Beefy Boxes and Bandwidth Generously Provided by pair Networks
We don't bite newbies here... much
 
PerlMonks  

Re^3: Shorten the headers of a file and remove empty lines using perl

by Cristoforo (Deacon)
on Jun 13, 2013 at 23:43 UTC ( #1038865=note: print w/ replies, xml ) Need Help??


in reply to Re^2: Shorten the headers of a file and remove empty lines using perl
in thread Shorten the headers of a file and remove empty lines using perl

Ah, I didn't see your problem clearly. First, you should use strict; as well as use warnings;, which you did, in the header of your program. Then, you have to assign the name of your file to $genome.

my $genome = 'whateverthename';

(You must assign a name to your output file also)

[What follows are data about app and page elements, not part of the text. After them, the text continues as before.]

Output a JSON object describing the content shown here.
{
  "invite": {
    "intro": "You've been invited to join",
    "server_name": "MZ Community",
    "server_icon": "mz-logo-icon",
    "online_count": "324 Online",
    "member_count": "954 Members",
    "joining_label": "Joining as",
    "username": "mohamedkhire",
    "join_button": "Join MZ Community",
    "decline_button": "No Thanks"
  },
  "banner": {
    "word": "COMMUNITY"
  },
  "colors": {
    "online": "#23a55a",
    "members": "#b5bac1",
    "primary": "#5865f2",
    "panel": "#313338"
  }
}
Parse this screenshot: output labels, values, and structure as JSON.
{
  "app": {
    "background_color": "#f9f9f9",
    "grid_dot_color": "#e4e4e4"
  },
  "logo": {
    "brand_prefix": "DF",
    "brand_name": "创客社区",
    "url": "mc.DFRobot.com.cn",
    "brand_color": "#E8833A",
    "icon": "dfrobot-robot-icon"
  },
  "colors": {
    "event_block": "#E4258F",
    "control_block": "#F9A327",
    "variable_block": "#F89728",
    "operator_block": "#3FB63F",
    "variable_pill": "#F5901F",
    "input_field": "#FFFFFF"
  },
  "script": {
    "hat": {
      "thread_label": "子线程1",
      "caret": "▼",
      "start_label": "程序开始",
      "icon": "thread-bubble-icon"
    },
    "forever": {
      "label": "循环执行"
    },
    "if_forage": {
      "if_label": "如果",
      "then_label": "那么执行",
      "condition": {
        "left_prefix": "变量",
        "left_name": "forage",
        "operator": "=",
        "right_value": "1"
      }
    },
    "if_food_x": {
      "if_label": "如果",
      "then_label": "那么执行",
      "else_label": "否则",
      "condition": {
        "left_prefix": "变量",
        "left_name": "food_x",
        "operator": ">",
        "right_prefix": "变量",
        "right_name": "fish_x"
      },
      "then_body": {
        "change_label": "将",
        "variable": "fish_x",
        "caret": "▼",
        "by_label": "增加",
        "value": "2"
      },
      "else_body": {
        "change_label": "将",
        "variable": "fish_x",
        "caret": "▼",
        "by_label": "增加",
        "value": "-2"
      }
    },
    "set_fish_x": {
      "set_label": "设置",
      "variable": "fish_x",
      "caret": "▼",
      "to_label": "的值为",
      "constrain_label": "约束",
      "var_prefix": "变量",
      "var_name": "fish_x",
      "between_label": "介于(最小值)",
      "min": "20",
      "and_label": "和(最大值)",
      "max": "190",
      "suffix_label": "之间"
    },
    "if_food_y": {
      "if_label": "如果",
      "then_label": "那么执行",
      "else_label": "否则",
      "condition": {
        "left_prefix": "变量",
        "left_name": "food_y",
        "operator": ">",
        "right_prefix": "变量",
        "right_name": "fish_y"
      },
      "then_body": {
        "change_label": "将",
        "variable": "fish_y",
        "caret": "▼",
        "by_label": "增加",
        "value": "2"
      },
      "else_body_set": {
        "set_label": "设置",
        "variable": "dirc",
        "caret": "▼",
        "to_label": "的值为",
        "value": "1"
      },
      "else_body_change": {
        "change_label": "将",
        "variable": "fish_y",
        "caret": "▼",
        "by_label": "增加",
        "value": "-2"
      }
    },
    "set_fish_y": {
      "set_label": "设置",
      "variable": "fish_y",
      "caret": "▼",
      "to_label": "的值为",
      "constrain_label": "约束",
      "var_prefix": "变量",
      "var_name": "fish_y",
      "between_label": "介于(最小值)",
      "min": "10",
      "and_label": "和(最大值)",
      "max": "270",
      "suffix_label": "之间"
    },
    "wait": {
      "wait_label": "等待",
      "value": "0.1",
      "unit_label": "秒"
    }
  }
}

Comment on Re^3: Shorten the headers of a file and remove empty lines using perl
Select or Download Code
Replies are listed 'Best First'.
Re^4: Shorten the headers of a file and remove empty lines using perl
by Anonymous Monk on Jun 14, 2013 at 01:27 UTC
    It works very well. Although I do not quite understand all the script yet, I will work on that. Thank all people here for your help!

      I skipped the bit where you set up the names of input file and output file. But generally speaking, you should always always 'use strict;' and 'use warnings;'. They really are the very best ways to stop a program doing anything weird.

      And as mentioned above- a while look is better than a foreach if you're processing a large file. (Makes little odds for a small file, but it's good form).

      Perl is very clever - it understand context. <$input_fh> says 'read from $input_fh' but if you do:

      my $line = <$input_fh>;

      it simply reads the next line. Where if you do

      my @whole_file = <$input_fh>;

      It will read the whole file into that array - which is in effect what my first snippet does. It doesn't make much difference if you're working with a small file, but the difference will become very important with a 500MB file.

      I'd strongly suggest taking time to understand what each line is doing - code that someone on the internet gave you is never trustworthy. (Although on Perlmonks, usually true evil will get stomped upon)

Log In?
Username:
Password:

What's my password?
Create A New User
Node Status?
node history
Node Type: note [id://1038865]
help
Chatterbox?
and the web crawler heard nothing...

How do I use this? | Other CB clients
Other Users?
Others avoiding work at the Monastery: (8)
As of 2015-07-08 08:10 GMT
Sections?
Information?
Find Nodes?
Leftovers?
    Voting Booth?

    The top three priorities of my open tasks are (in descending order of likelihood to be worked on) ...









    Results (96 votes), past polls